[Stored data]
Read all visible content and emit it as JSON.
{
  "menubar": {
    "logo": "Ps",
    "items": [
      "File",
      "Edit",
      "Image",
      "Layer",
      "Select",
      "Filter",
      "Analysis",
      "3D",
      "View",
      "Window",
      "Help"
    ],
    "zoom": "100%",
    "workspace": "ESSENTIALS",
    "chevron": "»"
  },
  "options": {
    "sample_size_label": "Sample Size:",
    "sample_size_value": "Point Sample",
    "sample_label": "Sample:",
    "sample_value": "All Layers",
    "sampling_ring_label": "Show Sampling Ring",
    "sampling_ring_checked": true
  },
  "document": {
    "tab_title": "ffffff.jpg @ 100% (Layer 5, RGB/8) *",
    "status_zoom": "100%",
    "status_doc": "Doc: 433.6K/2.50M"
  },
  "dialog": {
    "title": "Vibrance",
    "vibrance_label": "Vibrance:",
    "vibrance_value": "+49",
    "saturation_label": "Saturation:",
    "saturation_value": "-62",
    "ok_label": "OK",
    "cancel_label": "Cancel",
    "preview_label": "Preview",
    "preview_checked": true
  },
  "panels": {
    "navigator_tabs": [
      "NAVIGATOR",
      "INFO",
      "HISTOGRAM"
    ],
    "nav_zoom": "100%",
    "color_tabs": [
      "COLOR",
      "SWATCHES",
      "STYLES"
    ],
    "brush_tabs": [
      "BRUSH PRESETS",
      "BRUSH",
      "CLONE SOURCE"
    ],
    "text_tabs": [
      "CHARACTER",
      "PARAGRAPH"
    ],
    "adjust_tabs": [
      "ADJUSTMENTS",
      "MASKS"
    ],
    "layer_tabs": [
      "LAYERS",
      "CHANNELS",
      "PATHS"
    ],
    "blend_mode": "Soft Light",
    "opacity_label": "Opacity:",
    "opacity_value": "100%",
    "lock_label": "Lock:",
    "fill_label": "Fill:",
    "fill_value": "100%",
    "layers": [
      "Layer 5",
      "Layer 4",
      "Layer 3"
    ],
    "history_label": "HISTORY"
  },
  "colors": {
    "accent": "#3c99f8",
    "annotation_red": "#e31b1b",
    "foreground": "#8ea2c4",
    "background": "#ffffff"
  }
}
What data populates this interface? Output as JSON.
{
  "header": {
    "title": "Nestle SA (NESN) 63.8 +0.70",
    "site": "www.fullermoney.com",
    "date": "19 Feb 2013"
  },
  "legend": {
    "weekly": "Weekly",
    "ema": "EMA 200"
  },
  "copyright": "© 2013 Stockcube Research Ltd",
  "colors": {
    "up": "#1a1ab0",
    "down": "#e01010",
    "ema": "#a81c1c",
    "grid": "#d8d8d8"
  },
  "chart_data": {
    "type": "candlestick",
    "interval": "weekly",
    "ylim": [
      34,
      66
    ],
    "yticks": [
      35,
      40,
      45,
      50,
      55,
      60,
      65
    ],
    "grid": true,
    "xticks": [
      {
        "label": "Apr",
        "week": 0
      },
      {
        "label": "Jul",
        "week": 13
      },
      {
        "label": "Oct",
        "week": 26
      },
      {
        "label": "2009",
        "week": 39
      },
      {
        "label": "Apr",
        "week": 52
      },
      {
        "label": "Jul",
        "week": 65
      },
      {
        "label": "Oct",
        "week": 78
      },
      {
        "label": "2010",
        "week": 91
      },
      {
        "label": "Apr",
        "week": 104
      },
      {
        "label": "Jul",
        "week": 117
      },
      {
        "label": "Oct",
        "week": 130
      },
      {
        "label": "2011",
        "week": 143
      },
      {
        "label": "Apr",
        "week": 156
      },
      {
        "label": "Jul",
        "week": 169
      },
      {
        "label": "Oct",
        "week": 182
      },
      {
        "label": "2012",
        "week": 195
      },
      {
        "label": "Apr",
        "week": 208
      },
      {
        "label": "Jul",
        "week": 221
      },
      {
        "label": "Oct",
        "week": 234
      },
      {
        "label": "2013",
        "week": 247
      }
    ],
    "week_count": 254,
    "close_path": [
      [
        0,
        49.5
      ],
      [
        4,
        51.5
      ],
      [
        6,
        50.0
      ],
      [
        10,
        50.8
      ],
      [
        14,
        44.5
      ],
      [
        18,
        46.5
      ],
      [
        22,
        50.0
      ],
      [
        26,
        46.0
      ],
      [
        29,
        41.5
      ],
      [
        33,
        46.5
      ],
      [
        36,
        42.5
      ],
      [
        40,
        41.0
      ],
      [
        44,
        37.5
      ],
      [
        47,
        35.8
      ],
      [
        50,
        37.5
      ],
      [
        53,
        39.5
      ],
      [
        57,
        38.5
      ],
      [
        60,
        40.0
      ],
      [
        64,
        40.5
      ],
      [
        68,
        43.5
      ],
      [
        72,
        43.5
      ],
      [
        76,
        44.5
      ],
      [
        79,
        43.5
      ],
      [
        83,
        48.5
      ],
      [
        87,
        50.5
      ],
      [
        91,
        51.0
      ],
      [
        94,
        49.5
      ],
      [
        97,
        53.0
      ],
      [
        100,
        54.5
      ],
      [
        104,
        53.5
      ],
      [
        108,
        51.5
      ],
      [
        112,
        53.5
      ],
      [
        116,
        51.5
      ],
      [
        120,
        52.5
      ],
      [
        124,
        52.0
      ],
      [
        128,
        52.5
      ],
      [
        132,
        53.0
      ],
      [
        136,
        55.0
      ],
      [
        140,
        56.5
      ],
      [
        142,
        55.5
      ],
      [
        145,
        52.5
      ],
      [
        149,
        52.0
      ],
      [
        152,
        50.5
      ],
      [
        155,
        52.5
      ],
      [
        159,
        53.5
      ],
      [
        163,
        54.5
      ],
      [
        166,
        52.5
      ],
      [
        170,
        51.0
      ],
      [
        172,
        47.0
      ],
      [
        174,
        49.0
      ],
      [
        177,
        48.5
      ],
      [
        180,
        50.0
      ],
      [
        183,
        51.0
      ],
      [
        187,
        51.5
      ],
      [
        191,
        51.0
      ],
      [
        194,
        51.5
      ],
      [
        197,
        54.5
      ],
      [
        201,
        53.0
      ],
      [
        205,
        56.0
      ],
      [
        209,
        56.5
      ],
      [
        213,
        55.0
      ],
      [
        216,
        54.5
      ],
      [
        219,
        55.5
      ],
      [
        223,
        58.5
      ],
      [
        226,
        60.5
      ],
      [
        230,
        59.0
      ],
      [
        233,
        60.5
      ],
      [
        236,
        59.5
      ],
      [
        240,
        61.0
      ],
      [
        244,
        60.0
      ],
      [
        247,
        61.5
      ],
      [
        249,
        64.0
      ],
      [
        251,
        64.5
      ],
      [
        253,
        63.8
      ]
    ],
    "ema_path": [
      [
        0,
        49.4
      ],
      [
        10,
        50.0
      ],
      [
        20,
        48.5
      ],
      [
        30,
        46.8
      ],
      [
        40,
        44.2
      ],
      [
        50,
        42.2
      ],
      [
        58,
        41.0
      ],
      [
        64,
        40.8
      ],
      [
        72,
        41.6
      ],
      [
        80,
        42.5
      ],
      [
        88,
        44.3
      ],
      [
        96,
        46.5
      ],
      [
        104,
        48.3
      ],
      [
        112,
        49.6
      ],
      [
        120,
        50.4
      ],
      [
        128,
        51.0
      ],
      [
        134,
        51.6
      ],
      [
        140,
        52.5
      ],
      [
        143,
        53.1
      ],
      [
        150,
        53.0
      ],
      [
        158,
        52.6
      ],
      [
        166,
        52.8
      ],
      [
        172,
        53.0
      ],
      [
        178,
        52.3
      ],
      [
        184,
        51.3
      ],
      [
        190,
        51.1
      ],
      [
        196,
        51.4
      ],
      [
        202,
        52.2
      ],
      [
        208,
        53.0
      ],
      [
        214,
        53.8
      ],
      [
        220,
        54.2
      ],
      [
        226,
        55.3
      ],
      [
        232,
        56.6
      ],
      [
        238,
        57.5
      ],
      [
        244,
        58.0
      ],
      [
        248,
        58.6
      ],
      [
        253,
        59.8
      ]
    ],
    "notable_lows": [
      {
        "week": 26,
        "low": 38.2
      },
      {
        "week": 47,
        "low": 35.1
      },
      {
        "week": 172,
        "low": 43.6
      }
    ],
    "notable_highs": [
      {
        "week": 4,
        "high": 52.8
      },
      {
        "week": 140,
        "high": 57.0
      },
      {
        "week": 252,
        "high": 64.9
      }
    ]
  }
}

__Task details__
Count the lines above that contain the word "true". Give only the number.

__Response to the task__
3